That's straight from their site. Check them out for more info: https://utz.org
I answered a similar question a while back on the following thread. Although it is slightly different, it may contain some information that is applicable, or you may be interested in.
There is no universal sustainability grade for coffee plantations that I know of. Many times coffee comes from individual shareholders that don't own much more than a coffee 'garden', much less than a plantation. Because of this, it is basically impossible to assign a grade to all sources of coffee. Additionally, many coffee farms are far off the beaten track. There's a story in the link I posted that describes the difficulty in reaching some of these coffee plantations. Consider that most coffee is high grown, much of it between 1800 and 2000 meters in elevation. This is pretty much up in the mountains where large cities, significant infrastructure may be lacking due to the terrain.
From a roasters perspective, I am able to find lots of coffee coming from farms that focus heavily on sustainability, but they are typically microlots and they are typically quite expensive. Also as a roaster, it is to my benefit to tell the end consumer all about the farm and what they do for sustainability, because like you, a lot of individuals are interested in knowing that type of information. I would keep an eye out for specialty roasters and just go read the informational pages on their coffees and you should be able to find coffees very quickly that come from farms that focus sustainability.
One other tidbit of information.. There are certain countries that regulate the export of coffee in such a way that the majority of coffees are lumped into the same lots, and you lose all traceability.
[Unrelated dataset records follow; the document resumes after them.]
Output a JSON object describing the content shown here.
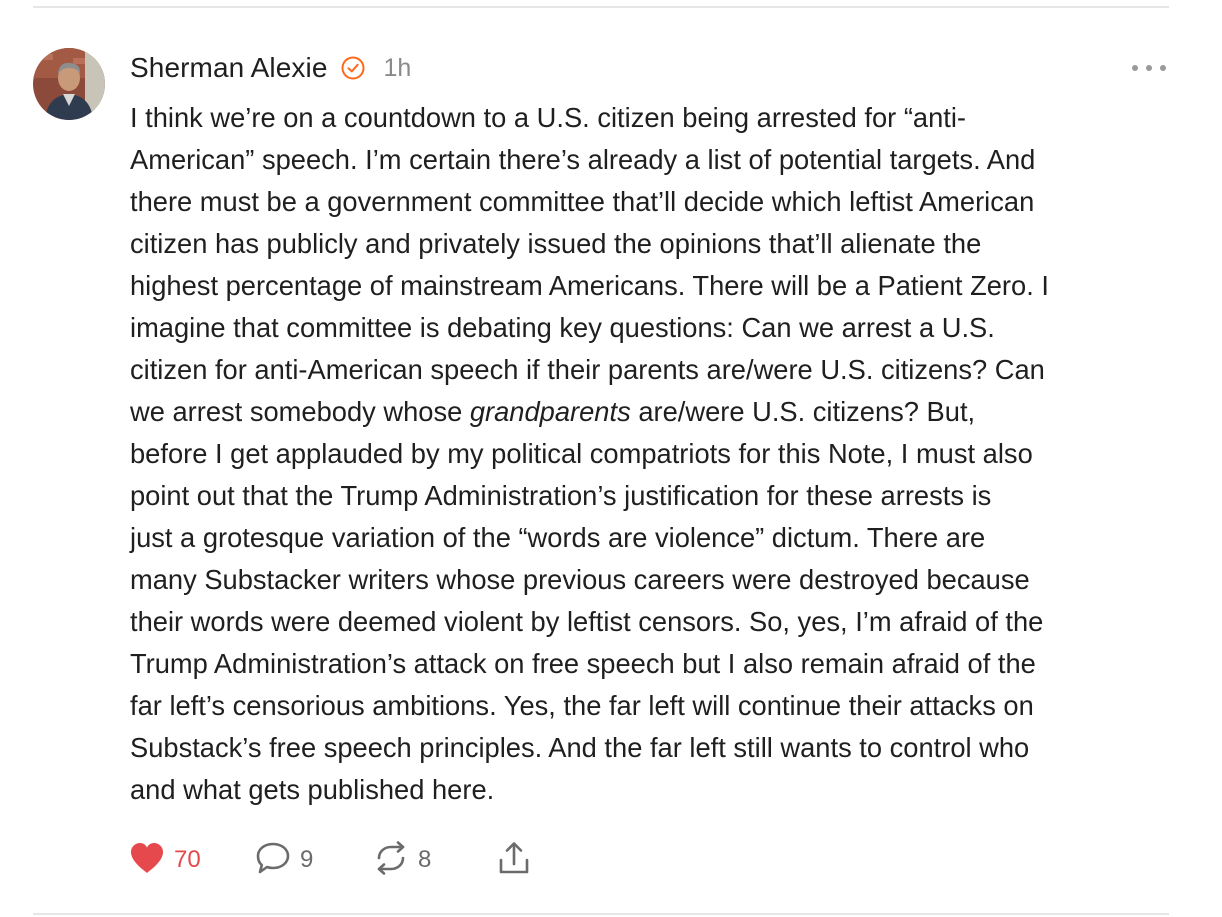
{
  "note": {
    "author": "Sherman Alexie",
    "time": "1h",
    "body_lines": [
      "I think we’re on a countdown to a U.S. citizen being arrested for “anti-",
      "American” speech. I’m certain there’s already a list of potential targets. And",
      "there must be a government committee that’ll decide which leftist American",
      "citizen has publicly and privately issued the opinions that’ll alienate the",
      "highest percentage of mainstream Americans. There will be a Patient Zero. I",
      "imagine that committee is debating key questions: Can we arrest a U.S.",
      "citizen for anti-American speech if their parents are/were U.S. citizens? Can",
      "we arrest somebody whose ",
      "grandparents",
      " are/were U.S. citizens? But,",
      "before I get applauded by my political compatriots for this Note, I must also",
      "point out that the Trump Administration’s justification for these arrests is",
      "just a grotesque variation of the “words are violence” dictum. There are",
      "many Substacker writers whose previous careers were destroyed because",
      "their words were deemed violent by leftist censors. So, yes, I’m afraid of the",
      "Trump Administration’s attack on free speech but I also remain afraid of the",
      "far left’s censorious ambitions. Yes, the far left will continue their attacks on",
      "Substack’s free speech principles. And the far left still wants to control who",
      "and what gets published here."
    ],
    "actions": {
      "likes": "70",
      "comments": "9",
      "restacks": "8"
    },
    "icons": {
      "verified": "verified-badge-icon",
      "more": "more-dots-icon",
      "like": "heart-icon",
      "comment": "comment-bubble-icon",
      "restack": "restack-icon",
      "share": "share-icon"
    },
    "colors": {
      "like": "#e5484d",
      "verified": "#ff6719",
      "muted": "#8a8a8a"
    }
  }
}
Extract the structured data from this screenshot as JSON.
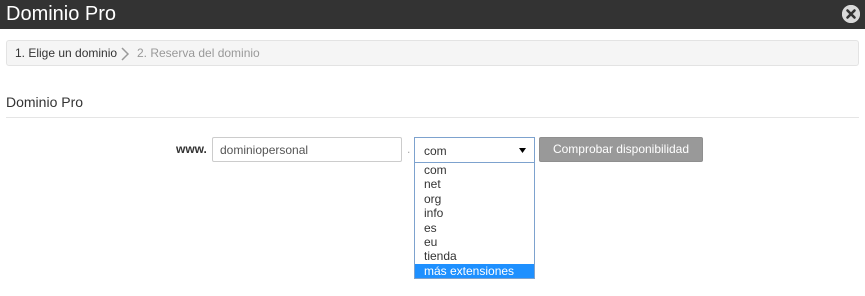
{
  "dialog": {
    "title": "Dominio Pro",
    "close_icon": "close-circle-icon"
  },
  "breadcrumb": {
    "step1": "1. Elige un dominio",
    "separator_icon": "chevron-right-icon",
    "step2": "2. Reserva del dominio"
  },
  "section": {
    "title": "Dominio Pro"
  },
  "form": {
    "www_label": "www.",
    "domain_value": "dominiopersonal",
    "dot": ".",
    "tld_selected": "com",
    "tld_arrow_icon": "caret-down-icon",
    "check_button_label": "Comprobar disponibilidad"
  },
  "dropdown": {
    "options": [
      "com",
      "net",
      "org",
      "info",
      "es",
      "eu",
      "tienda",
      "más extensiones"
    ],
    "highlighted_index": 7,
    "highlight_color": "#1e90ff"
  },
  "colors": {
    "titlebar_bg": "#333333",
    "button_bg": "#999999",
    "select_border": "#7da2ce"
  }
}
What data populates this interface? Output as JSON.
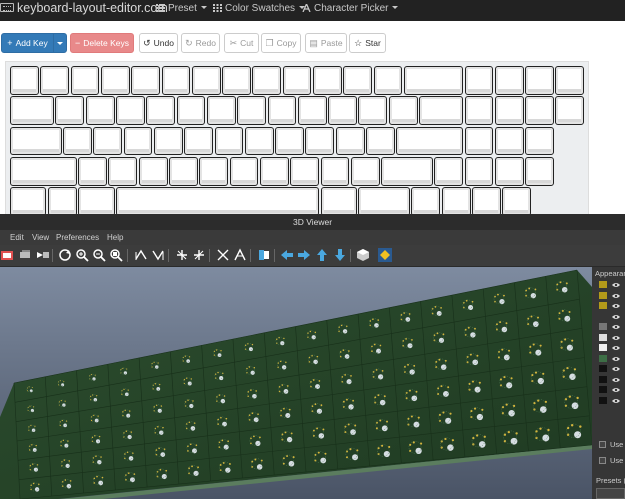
{
  "navbar": {
    "site_title": "keyboard-layout-editor.com",
    "menus": [
      {
        "label": "Preset",
        "icon": "list-icon"
      },
      {
        "label": "Color Swatches",
        "icon": "grid-icon"
      },
      {
        "label": "Character Picker",
        "icon": "font-icon"
      }
    ]
  },
  "toolbar": {
    "add_key": "Add Key",
    "delete_keys": "Delete Keys",
    "undo": "Undo",
    "redo": "Redo",
    "cut": "Cut",
    "copy": "Copy",
    "paste": "Paste",
    "star": "Star"
  },
  "viewer": {
    "title": "3D Viewer",
    "menu": [
      "Edit",
      "View",
      "Preferences",
      "Help"
    ],
    "panel": {
      "heading": "Appearan",
      "use_1": "Use",
      "use_2": "Use",
      "presets": "Presets ("
    }
  },
  "colors": {
    "accent": "#337ab7",
    "danger": "#e8898a",
    "pcb": "#2a4a2c",
    "background_3d": "#5a6678"
  }
}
Ethiopia's ECX exchange is an example of this, and much of the Colombian coffee trade is regulated by the government. (there are microlots coming from both these countries so this isn't an 'avoid these coffees' warning or anything ... avoid Ethiopian coffee.... the horror!)